Scorers are recruited from UNCW faculty and, in scome cases, teaching assistants. A recruitment email is sent to chairs asking them to forward the email to all full- and parttime faculty in their department.
The desire is to include reviewers from a broad spectrum of departments. The intent is to give all faculty an opportunity to participate, to learn about the process and rubrics, and to see the learning students experience in the general education program. However, in some cases, the scoring is best done by discipline experts. It is also important to have a least one faculty member from each of the departments from which student work products are being reviewed. back to top
Metarubrics, such as the VALUE rubrics, are constructed so that they can be used to score a variety of student artifacts across disciplines, across universities, and across preparation levels. But their strength is also a weakness: the generality of the rubric makes it more difficult to use than a rubric that is created for one specific assignment. To address this issue, a process must be created that not only introduces the rubric to the scorers, but also makes its use more manageable.
Volunteer scorers attend a workshop on the rubric they will be using. During the workshop, scorers review the rubric in detail and are introduced to the general assumptions adopted for applying the rubrics. After reviewing the rubric and initial assumptions, the volunteers read and score sample student work products. Scoring is followed by a detailed discussion, so that scorers can better see the nuances of the rubric and learn what fellow scorers saw in the work products. From these discussions, scorer norming begins and assumptions are developed for applying the rubric to each specific assignment.
Some initial assumptions hold true across all assignments:
- When scoring, we are comparing each separate work product to the characteristics the faculty want the work of UNCW graduates to demonstrate (considered to be Level 4 of most rubrics).
- Goals can be scored independently of each other.
- Relative strengths and weaknesses within each goal emerge through seeking evidence for each dimension separately.
- Common practice and the instructor's directions guide the scorer's interpretation of the rubric dimension in relations to each assignment.
- Additional assumptions may need to be made when a rubric is applied to an individual assignment.
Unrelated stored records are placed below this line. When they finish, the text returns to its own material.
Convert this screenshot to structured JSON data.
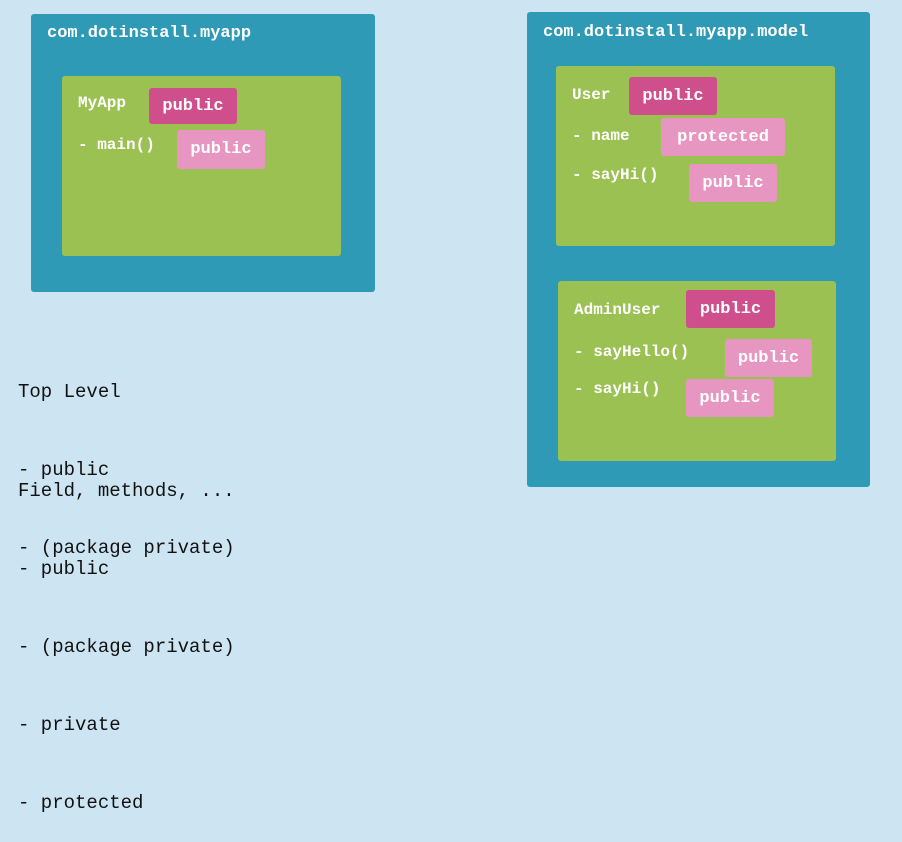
{
  "colors": {
    "background": "#cde5f3",
    "package": "#2f9ab5",
    "class": "#9bc153",
    "public_badge": "#cf4f8c",
    "member_badge": "#e796c2"
  },
  "package_myapp": {
    "title": "com.dotinstall.myapp",
    "class_myapp": {
      "name": "MyApp",
      "access": "public",
      "members": [
        {
          "name": "- main()",
          "access": "public"
        }
      ]
    }
  },
  "package_model": {
    "title": "com.dotinstall.myapp.model",
    "class_user": {
      "name": "User",
      "access": "public",
      "members": [
        {
          "name": "- name",
          "access": "protected"
        },
        {
          "name": "- sayHi()",
          "access": "public"
        }
      ]
    },
    "class_adminuser": {
      "name": "AdminUser",
      "access": "public",
      "members": [
        {
          "name": "- sayHello()",
          "access": "public"
        },
        {
          "name": "- sayHi()",
          "access": "public"
        }
      ]
    }
  },
  "notes": {
    "top_level": {
      "heading": "Top Level",
      "items": [
        "- public",
        "- (package private)"
      ]
    },
    "members": {
      "heading": "Field, methods, ...",
      "items": [
        "- public",
        "- (package private)",
        "- private",
        "- protected"
      ]
    }
  }
}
Scoring of the student work products is done during a scoring event. After reviewing the rubric and initial assumptions, the volunteers read and score two to four student work products. Scoring of each work product is followed by a detailed discussion, so that scorers can better see nuances of the rubric and learn what fellow scorers see in the work products. From these discussions, assumptions can be developed for applying the rubric to each specific assignment. After the group discussion, pairs of scorers are assigned a packet of student work on the same assignment. Scorers read the first paper, which is the same in each packet, score it, and then discuss their scores, coming to consensus on that score and specific interpretation of the rubric as it relates to the specific assignment. The packets also contain addition common papers which the scorers score individually. These are used to measure interrater reliability. back to top
A general education assessment report is written annually by the General Education Director. This report is first presented to the Learning Assessment Council, which may make recommendations to the Provost Office based on results. The report is also presented to the University Studies Advisory Committee, which may also make recommendations to the Faculty Senate. The reports, with recommendations, are published. Findings categorized by Learning Goal are also published on the web. back to top
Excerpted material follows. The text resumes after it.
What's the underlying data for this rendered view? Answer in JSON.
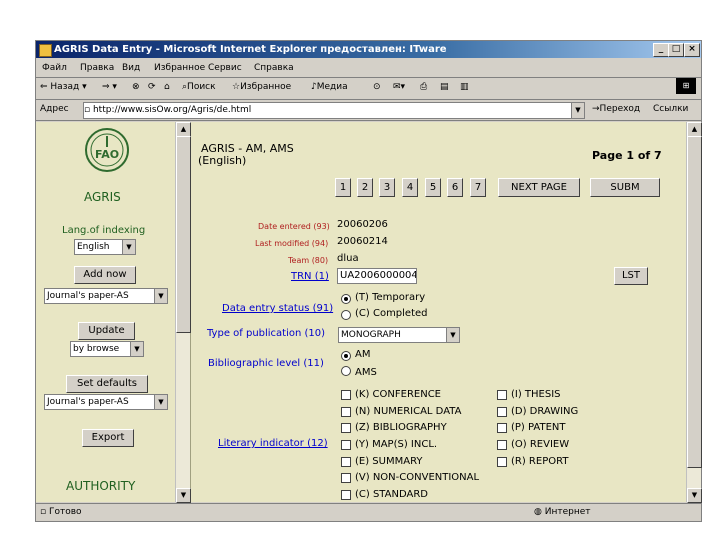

Bodies responsible for implementing program improvements based on general education assessment results include the Provost's Office, the Faculty Senate, the University Studies Advisory Committee, and the faculty in departments that offer University Studies courses. back to top